My best wishes to the team at national eye bank for its noble endeavour in restoring vision to thousands of people.

Dear sisters and brothers,

It is no secret that eye ailment is a problem among young children.

There used to be an impression that perhaps the urban school children are more prone to eye ailments. But now even in rural schools, we find some children suffering from myopia.

Excessive exposure of children to video games, mobiles, computers, televisions has been adversely impacting their eye health.

Hence, there is a pressing need to regulate children’s usage of digital devices to prevent the adverse effects of excessive use of technology.

In recent months, I have been stressing on the fact that growing gadget addiction among children is an issue of concern which needs to be addressed with urgency.

Today, the whole world is grappling with successive waves of the COVID-19 pandemic.

Globally, all countries are striving to contain the local spread and community transmission of the infection and the healthcare infrastructure everywhere has been overwhelmed while battling this novel infection.

India has done a tremendous job in containing the pandemic despite its huge population and limited resources.

However, a lot of routine non-emergency medical activities have borne the brunt of this pandemic and the eye-banking system too has been one of its victims.

I am told that the eye-banking guidelines of various countries, including India, advised temporary suspension of donor cornea retrieval and elective corneal transplantation surgeries when active lockdown measures were implemented.

This, I believe, has led to almost negligible cornea retrieval during national and state-imposed lockdowns, with nearly 52% fall in corneal transplant surgeries and 63% fall in donor collection all over India.

As our knowledge about this novel virus increases, some experts are of the view that it is highly unlikely for the virus to be transmitted via donor corneas.

In our country, eye banking activities have been resumed in non-COVID hospitals via the Hospital Cornea Retrieval Programme.

However, I am told that the restrictions placed on corneal retrieval due to the pandemic have led to a dearth of tissues required for corneal transplantation.

This has led to further widening the gap between demand and supply of the donor tissues and increased the backlog.

In order to tide over the current crisis in tissue availability, innovative measures such as long-term preservation of tissues and use of alternative surgical procedures which do not require donor tissue have to be considered.

As our understanding of COVID-19 improves, we may need to modify the guidelines regarding eye-banking and tissue retrieval, so as to adapt to the continually changing challenges and requirements.

It is expected that the resumption of elective surgeries will lead to a further surge in the demand for corneal tissues.

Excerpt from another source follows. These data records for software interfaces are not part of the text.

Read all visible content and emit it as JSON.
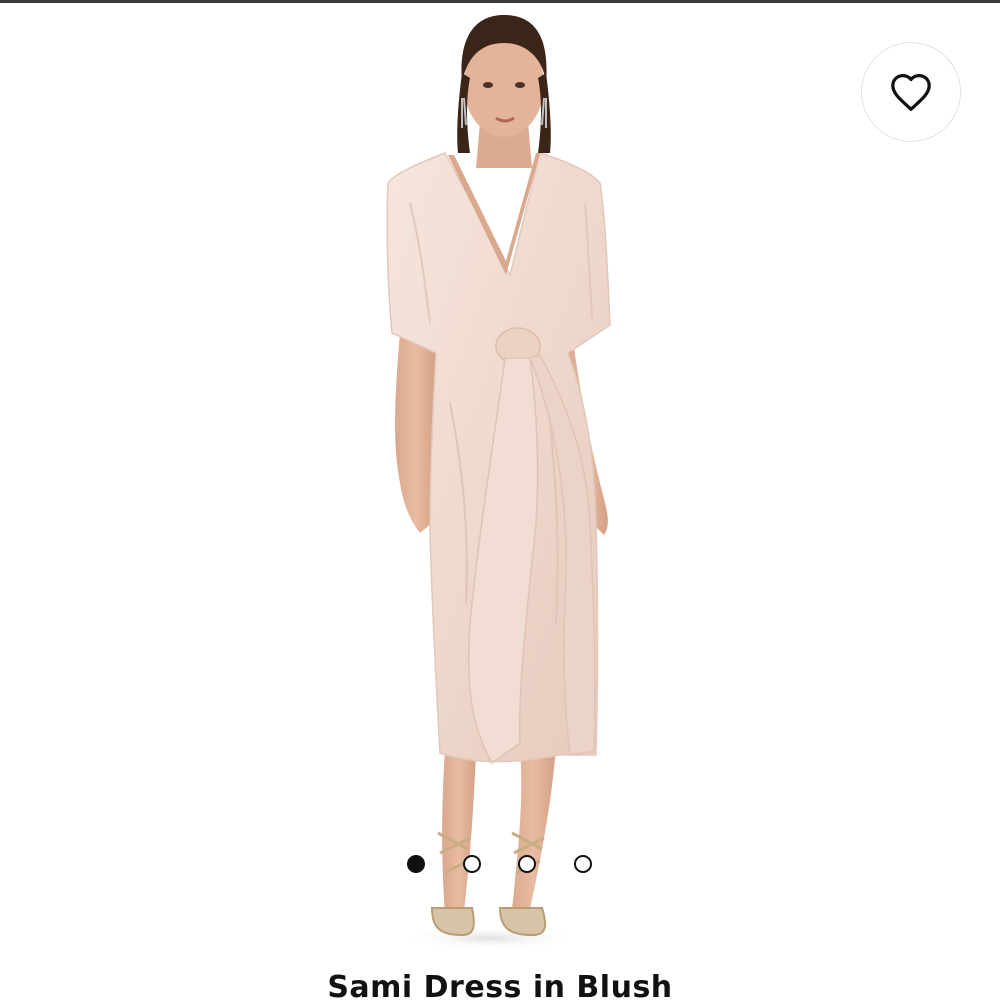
{
  "product": {
    "title": "Sami Dress in Blush",
    "image_alt": "Model wearing blush wrap midi dress with tie waist and gold strappy heels"
  },
  "favorite": {
    "icon": "heart-icon",
    "selected": false
  },
  "gallery": {
    "image_count": 4,
    "active_index": 0
  },
  "colors": {
    "background": "#ffffff",
    "dress": "#f2dcd3",
    "text": "#111111"
  }
}
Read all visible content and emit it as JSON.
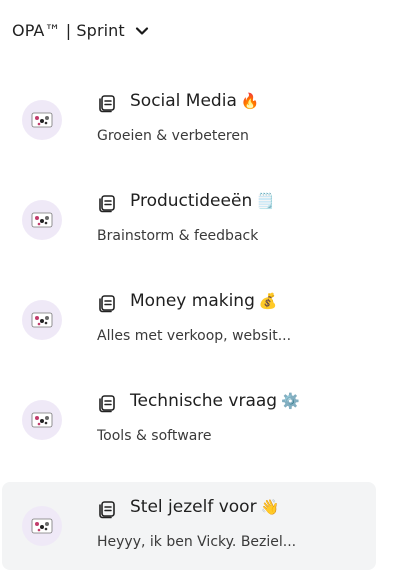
{
  "header": {
    "title": "OPA™ | Sprint"
  },
  "channels": [
    {
      "title": "Social Media",
      "emoji": "🔥",
      "subtitle": "Groeien & verbeteren",
      "selected": false
    },
    {
      "title": "Productideeën",
      "emoji": "🗒️",
      "subtitle": "Brainstorm & feedback",
      "selected": false
    },
    {
      "title": "Money making",
      "emoji": "💰",
      "subtitle": "Alles met verkoop, websit...",
      "selected": false
    },
    {
      "title": "Technische vraag",
      "emoji": "⚙️",
      "subtitle": "Tools & software",
      "selected": false
    },
    {
      "title": "Stel jezelf voor",
      "emoji": "👋",
      "subtitle": "Heyyy, ik ben Vicky. Beziel...",
      "selected": true
    }
  ],
  "colors": {
    "selected_background": "#f3f4f5",
    "avatar_background": "#efe9f7",
    "text": "#1f1f1f",
    "subtext": "#3a3a3a"
  }
}
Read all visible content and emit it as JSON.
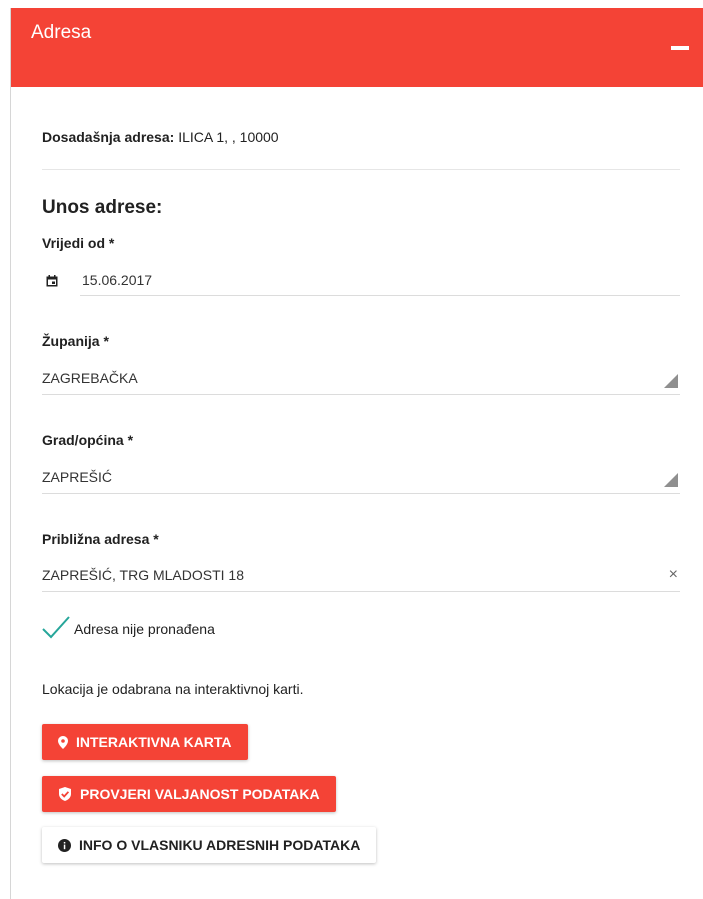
{
  "panel": {
    "title": "Adresa"
  },
  "previous_address": {
    "label": "Dosadašnja adresa:",
    "value": "ILICA 1, , 10000"
  },
  "form": {
    "section_title": "Unos adrese:",
    "valid_from": {
      "label": "Vrijedi od *",
      "value": "15.06.2017"
    },
    "county": {
      "label": "Županija *",
      "value": "ZAGREBAČKA"
    },
    "city": {
      "label": "Grad/općina *",
      "value": "ZAPREŠIĆ"
    },
    "approx_address": {
      "label": "Približna adresa *",
      "value": "ZAPREŠIĆ, TRG MLADOSTI 18",
      "clear": "×"
    }
  },
  "status": {
    "text": "Adresa nije pronađena"
  },
  "info_text": "Lokacija je odabrana na interaktivnoj karti.",
  "buttons": {
    "map": "INTERAKTIVNA KARTA",
    "validate": "PROVJERI VALJANOST PODATAKA",
    "owner_info": "INFO O VLASNIKU ADRESNIH PODATAKA"
  },
  "colors": {
    "accent": "#f44336",
    "check": "#26a69a"
  }
}
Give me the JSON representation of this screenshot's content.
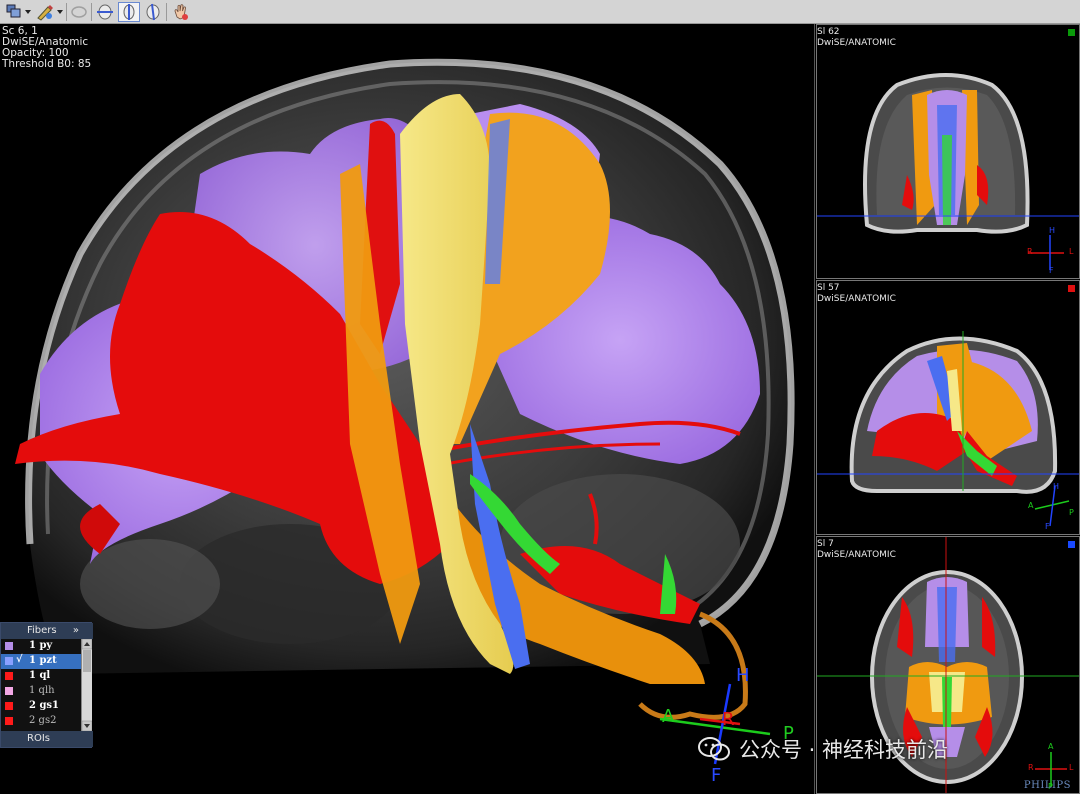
{
  "toolbar": {
    "buttons": [
      {
        "name": "layout-tool",
        "icon": "layout-icon"
      },
      {
        "name": "draw-tool",
        "icon": "pencil-icon"
      },
      {
        "name": "roi-ellipse-tool",
        "icon": "ellipse-icon"
      },
      {
        "name": "axial-orientation-tool",
        "icon": "head-axial-icon"
      },
      {
        "name": "sagittal-orientation-tool",
        "icon": "head-sagittal-icon"
      },
      {
        "name": "coronal-orientation-tool",
        "icon": "head-coronal-icon"
      },
      {
        "name": "pan-hand-tool",
        "icon": "hand-icon"
      }
    ]
  },
  "main_view": {
    "info": [
      "Sc 6, 1",
      "DwiSE/Anatomic",
      "Opacity: 100",
      "Threshold B0: 85"
    ],
    "orientation": {
      "H": "H",
      "A": "A",
      "R": "R",
      "P": "P",
      "F": "F"
    }
  },
  "fibers_panel": {
    "title": "Fibers",
    "expand_label": "»",
    "items": [
      {
        "label": "1 py",
        "color": "#b58ee8",
        "checked": false,
        "selected": false,
        "bold": true
      },
      {
        "label": "1 pzt",
        "color": "#8aa0ff",
        "checked": true,
        "selected": true,
        "bold": true
      },
      {
        "label": "1 ql",
        "color": "#ff1a1a",
        "checked": false,
        "selected": false,
        "bold": true
      },
      {
        "label": "1 qlh",
        "color": "#f3a8e6",
        "checked": false,
        "selected": false,
        "bold": false
      },
      {
        "label": "2 gs1",
        "color": "#ff1a1a",
        "checked": false,
        "selected": false,
        "bold": true
      },
      {
        "label": "2 gs2",
        "color": "#ff1a1a",
        "checked": false,
        "selected": false,
        "bold": false
      }
    ],
    "check_mark": "√",
    "rois_label": "ROIs"
  },
  "side_views": [
    {
      "slice": "Sl 62",
      "sequence": "DwiSE/ANATOMIC",
      "marker_color": "#0a9a0a",
      "plane": "coronal",
      "axes": [
        "H",
        "R",
        "L",
        "F"
      ]
    },
    {
      "slice": "Sl 57",
      "sequence": "DwiSE/ANATOMIC",
      "marker_color": "#e01010",
      "plane": "sagittal",
      "axes": [
        "H",
        "A",
        "P",
        "F"
      ]
    },
    {
      "slice": "Sl 7",
      "sequence": "DwiSE/ANATOMIC",
      "marker_color": "#1a4aff",
      "plane": "axial",
      "axes": [
        "A",
        "R",
        "L",
        "P"
      ]
    }
  ],
  "brand": "PHILIPS",
  "watermark": "公众号 · 神经科技前沿",
  "colors": {
    "purple": "#a877ea",
    "red": "#e40c0c",
    "yellow": "#f1e07a",
    "orange": "#f09a10",
    "blue": "#4a6ef0",
    "green": "#34d834"
  }
}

Thus, in trying times such as these, we need to further intensify our efforts to bridge this gap between the availability of corneal tissue and its actual requirement.

Dear sisters and brothers,

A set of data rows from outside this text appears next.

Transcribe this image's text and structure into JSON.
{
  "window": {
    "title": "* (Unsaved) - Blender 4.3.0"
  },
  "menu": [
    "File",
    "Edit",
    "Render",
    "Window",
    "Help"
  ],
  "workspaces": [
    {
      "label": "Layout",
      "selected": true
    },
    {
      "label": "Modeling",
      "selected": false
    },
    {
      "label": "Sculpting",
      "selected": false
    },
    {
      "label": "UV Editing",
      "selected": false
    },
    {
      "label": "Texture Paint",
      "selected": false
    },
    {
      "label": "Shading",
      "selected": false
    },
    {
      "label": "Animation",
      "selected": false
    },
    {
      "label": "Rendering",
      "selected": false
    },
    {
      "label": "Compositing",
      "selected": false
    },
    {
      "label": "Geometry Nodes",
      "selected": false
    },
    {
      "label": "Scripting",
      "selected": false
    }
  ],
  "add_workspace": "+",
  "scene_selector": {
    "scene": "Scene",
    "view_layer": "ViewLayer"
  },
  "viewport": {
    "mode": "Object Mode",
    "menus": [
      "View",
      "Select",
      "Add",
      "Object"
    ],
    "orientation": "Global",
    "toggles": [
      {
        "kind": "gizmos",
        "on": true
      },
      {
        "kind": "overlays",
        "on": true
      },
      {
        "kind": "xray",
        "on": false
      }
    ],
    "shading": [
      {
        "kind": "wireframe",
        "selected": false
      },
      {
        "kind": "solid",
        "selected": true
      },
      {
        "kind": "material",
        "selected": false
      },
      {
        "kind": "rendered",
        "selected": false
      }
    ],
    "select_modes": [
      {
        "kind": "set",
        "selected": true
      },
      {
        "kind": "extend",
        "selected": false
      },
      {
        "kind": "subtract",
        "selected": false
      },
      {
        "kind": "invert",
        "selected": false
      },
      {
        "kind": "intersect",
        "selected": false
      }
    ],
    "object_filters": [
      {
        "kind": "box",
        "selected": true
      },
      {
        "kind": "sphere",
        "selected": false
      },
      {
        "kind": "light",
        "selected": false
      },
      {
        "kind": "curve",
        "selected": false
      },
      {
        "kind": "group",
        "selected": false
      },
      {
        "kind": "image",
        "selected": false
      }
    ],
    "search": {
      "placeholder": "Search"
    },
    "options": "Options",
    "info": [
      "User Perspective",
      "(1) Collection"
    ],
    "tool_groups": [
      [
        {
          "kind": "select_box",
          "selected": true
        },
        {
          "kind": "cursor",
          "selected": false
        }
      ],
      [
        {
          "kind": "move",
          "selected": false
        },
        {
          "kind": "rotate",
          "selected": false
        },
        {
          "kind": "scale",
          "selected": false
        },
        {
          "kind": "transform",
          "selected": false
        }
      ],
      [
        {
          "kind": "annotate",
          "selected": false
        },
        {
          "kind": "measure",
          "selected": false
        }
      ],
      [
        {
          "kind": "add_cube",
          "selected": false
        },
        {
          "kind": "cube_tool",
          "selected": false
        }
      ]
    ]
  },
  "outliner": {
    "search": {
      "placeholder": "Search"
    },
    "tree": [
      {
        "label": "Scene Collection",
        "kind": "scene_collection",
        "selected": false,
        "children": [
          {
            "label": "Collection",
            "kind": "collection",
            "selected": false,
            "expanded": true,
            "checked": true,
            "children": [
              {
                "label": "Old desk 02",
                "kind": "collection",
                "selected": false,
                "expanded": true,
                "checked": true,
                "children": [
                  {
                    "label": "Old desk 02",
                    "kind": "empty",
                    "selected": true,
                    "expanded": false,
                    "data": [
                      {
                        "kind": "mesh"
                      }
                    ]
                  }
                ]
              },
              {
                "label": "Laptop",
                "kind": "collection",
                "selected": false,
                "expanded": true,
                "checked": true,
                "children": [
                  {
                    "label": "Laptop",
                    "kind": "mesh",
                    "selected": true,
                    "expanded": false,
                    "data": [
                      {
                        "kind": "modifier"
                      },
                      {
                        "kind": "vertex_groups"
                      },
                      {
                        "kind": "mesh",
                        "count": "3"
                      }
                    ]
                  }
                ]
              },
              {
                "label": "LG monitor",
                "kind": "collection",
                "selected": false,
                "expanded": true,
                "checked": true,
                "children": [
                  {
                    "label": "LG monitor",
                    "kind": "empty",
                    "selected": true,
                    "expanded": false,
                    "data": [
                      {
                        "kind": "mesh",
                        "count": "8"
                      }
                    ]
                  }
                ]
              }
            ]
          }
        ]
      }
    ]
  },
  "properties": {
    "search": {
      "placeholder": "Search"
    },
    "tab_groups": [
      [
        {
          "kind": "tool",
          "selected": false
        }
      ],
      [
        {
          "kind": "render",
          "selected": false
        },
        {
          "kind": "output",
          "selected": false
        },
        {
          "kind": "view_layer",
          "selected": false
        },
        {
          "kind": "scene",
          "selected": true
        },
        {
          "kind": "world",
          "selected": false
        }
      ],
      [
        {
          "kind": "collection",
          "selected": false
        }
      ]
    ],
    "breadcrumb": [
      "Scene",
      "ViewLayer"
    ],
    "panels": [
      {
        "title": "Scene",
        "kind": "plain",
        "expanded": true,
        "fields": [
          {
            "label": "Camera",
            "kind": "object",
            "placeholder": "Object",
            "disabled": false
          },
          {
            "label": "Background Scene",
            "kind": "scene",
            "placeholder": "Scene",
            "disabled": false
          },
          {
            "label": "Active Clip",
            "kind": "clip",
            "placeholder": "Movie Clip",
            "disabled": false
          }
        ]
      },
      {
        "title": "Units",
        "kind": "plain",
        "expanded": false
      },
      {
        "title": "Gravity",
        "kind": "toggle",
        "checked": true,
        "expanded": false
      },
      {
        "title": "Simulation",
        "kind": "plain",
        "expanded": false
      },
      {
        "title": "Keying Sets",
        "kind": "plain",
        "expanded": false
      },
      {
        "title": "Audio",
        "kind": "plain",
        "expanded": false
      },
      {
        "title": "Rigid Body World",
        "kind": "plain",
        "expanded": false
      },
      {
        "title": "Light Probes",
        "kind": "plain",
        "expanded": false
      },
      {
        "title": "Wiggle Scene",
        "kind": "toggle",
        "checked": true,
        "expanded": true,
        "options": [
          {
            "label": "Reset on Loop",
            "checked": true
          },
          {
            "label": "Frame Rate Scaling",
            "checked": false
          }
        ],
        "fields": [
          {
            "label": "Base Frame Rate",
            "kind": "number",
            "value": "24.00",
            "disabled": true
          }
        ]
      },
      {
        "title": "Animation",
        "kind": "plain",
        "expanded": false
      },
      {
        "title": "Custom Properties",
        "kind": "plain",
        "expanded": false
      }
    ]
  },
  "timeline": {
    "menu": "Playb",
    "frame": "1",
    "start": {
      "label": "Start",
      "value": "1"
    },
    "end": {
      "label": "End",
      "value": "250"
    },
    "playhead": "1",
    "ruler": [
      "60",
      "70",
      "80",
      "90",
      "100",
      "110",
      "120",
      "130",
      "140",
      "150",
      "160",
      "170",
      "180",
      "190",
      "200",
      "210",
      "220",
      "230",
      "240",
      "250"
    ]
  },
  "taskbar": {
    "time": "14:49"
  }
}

Ours is a country that believes in ‘Vasudhaiva Kutumbakam’. Let us remember that ‘Share and care’ is at the core of Indian philosophy.

Ours is a culture where kings and sages like Shibi and Dadhichi had donated their bodies. These examples are built around the core values, ideals and Samskaras of our society.

We have to redefine these values and narratives in a modern context to inspire people and promote organ donation.

By donating an organ one not only helps a person to lead a more fulfilling life, but sets an example for others to work towards the larger good of society.

Due to myths and false beliefs, many people are not coming forward to donate the eyes of their deceased family members.

It is therefore, imperative to dispel such beliefs and create awareness on the importance of eye donation.

Let us donate the “Gift of vision” to our fellow human beings, who are in need of it. What better way to live even after you die than by donating your eyes!

I would like to request each and every person present here to not only pledge to donate his or her eyes but also to spread awareness about this noble cause to give the gift of sight.

I would like to end my speech with the message—donate your eyes and “Make your eyes live after death.

Jai Hind!”